(Entries from a dataset of interfaces)
-- -- --
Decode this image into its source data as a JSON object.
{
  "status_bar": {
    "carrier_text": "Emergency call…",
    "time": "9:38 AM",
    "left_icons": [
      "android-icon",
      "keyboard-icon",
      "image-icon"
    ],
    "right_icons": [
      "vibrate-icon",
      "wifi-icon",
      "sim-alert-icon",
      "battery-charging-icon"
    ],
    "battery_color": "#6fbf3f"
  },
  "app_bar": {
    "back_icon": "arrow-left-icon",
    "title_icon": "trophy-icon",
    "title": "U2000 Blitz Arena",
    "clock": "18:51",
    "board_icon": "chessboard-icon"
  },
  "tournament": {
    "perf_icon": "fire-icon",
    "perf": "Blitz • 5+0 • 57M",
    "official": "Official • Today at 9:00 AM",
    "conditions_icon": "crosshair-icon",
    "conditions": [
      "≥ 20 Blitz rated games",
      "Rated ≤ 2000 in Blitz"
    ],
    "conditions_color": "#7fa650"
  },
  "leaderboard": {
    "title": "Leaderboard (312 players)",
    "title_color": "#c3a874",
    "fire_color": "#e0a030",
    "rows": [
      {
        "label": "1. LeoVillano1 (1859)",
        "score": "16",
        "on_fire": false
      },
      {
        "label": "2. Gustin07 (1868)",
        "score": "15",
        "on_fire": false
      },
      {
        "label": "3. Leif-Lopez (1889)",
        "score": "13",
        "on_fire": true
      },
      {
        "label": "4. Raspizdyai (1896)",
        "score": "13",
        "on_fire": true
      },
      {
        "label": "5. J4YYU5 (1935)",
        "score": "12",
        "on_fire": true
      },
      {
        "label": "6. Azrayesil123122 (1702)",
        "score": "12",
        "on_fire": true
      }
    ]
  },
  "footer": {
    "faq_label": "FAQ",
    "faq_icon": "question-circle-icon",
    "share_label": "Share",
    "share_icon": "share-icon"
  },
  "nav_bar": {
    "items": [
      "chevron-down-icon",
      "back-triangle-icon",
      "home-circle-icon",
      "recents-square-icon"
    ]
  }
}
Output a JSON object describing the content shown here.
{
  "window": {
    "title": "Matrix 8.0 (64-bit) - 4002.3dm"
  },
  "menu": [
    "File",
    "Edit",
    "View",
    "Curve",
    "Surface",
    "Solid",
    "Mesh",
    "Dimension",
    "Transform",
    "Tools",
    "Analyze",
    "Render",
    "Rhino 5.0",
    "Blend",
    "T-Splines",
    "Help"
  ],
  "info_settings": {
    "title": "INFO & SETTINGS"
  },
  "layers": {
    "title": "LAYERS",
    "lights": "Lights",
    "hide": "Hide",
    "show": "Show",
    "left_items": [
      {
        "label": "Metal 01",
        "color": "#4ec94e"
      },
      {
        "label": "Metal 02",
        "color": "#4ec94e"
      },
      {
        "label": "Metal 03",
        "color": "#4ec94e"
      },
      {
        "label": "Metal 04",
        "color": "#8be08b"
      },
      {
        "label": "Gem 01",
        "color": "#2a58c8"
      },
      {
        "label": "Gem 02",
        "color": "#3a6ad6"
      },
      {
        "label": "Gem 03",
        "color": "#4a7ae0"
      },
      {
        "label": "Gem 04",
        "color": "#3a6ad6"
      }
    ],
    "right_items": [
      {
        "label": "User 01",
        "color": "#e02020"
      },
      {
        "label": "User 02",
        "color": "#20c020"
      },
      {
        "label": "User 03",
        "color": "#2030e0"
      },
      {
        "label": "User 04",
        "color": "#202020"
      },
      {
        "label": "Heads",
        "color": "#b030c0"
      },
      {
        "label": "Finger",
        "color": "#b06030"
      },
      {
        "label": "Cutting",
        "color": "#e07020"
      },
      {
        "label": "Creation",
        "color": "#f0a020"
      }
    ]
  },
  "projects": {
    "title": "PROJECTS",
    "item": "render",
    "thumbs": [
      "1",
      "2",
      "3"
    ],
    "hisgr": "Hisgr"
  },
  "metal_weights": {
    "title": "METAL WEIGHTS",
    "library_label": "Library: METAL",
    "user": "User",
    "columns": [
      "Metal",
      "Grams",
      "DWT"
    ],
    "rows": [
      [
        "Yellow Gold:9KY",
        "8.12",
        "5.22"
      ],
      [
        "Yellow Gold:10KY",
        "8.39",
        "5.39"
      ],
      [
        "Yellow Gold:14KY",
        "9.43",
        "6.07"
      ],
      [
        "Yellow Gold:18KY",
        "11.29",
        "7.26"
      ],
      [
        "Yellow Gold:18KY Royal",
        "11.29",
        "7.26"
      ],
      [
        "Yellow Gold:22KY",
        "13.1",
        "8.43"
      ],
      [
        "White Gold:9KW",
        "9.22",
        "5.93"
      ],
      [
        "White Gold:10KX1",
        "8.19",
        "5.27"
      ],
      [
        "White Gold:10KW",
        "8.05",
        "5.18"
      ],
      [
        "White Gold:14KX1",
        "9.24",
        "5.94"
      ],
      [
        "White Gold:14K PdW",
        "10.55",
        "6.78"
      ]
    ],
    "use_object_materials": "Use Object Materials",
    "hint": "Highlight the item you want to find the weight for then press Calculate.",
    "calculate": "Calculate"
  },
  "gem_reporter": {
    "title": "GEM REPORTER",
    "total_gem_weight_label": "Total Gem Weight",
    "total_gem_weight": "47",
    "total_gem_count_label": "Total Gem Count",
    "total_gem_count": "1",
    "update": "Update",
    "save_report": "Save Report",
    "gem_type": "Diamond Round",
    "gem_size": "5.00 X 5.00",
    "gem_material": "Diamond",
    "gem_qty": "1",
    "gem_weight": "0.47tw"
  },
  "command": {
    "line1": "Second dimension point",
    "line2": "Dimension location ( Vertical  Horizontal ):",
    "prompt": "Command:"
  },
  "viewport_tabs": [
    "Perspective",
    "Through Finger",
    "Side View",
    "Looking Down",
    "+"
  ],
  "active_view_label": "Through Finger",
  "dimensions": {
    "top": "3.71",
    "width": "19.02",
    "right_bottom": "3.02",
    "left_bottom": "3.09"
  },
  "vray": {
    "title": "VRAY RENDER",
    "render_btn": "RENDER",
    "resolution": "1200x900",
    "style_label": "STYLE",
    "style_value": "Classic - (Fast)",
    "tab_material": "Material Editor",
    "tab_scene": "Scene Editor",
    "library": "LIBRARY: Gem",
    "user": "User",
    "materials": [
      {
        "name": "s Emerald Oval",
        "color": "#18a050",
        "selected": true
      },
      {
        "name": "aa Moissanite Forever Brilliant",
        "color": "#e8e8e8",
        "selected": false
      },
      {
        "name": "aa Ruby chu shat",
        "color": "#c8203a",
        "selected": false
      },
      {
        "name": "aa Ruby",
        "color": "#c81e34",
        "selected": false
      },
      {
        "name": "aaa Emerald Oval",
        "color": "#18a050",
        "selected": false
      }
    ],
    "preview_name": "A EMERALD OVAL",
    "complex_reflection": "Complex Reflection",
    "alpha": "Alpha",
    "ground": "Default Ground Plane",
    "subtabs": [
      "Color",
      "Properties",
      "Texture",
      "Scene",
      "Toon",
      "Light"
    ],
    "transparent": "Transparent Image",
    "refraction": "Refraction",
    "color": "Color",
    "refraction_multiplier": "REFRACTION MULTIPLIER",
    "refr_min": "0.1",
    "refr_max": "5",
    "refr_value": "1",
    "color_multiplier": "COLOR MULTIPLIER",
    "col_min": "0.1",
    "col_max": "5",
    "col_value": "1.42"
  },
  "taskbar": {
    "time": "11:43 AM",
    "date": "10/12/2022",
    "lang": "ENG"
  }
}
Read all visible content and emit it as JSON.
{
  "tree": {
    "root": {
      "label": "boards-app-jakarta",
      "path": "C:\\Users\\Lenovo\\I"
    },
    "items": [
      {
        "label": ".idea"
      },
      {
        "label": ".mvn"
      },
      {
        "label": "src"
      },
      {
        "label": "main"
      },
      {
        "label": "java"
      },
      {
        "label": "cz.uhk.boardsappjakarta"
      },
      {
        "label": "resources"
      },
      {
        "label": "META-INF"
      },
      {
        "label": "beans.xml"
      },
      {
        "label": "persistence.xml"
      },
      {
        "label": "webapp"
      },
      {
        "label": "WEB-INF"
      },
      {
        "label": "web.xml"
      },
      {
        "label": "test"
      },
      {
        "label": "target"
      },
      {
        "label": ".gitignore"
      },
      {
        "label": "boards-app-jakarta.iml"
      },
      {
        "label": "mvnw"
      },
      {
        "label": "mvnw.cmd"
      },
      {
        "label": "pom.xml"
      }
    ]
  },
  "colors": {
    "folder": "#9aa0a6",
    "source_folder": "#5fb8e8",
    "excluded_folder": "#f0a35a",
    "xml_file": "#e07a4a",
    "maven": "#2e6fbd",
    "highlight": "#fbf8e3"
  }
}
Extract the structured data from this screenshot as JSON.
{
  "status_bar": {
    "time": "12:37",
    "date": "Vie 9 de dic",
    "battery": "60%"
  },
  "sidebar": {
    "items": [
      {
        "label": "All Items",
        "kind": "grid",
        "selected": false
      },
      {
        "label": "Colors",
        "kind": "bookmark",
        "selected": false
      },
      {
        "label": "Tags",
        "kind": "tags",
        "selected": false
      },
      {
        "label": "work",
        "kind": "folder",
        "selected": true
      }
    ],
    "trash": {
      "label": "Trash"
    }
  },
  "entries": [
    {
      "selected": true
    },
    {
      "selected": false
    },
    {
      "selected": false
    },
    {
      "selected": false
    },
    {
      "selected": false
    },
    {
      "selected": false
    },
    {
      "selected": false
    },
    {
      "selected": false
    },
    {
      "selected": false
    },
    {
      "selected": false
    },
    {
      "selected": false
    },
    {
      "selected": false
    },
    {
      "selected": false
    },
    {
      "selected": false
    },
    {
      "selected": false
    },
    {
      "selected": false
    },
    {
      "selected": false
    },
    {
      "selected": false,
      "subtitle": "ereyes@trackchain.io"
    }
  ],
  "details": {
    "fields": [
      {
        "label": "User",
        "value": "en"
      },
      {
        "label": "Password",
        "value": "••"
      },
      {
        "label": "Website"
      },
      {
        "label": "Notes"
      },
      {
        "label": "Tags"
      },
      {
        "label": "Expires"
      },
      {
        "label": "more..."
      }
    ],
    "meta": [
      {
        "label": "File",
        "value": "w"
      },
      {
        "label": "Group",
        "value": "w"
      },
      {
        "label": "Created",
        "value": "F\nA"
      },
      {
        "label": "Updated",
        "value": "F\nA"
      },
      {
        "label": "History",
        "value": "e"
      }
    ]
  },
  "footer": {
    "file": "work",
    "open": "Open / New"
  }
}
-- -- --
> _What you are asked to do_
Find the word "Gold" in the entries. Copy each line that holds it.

> _Exercise response_
        "Yellow Gold:9KY",
        "Yellow Gold:10KY",
        "Yellow Gold:14KY",
        "Yellow Gold:18KY",
        "Yellow Gold:18KY Royal",
        "Yellow Gold:22KY",
        "White Gold:9KW",
        "White Gold:10KX1",
        "White Gold:10KW",
        "White Gold:14KX1",
        "White Gold:14K PdW",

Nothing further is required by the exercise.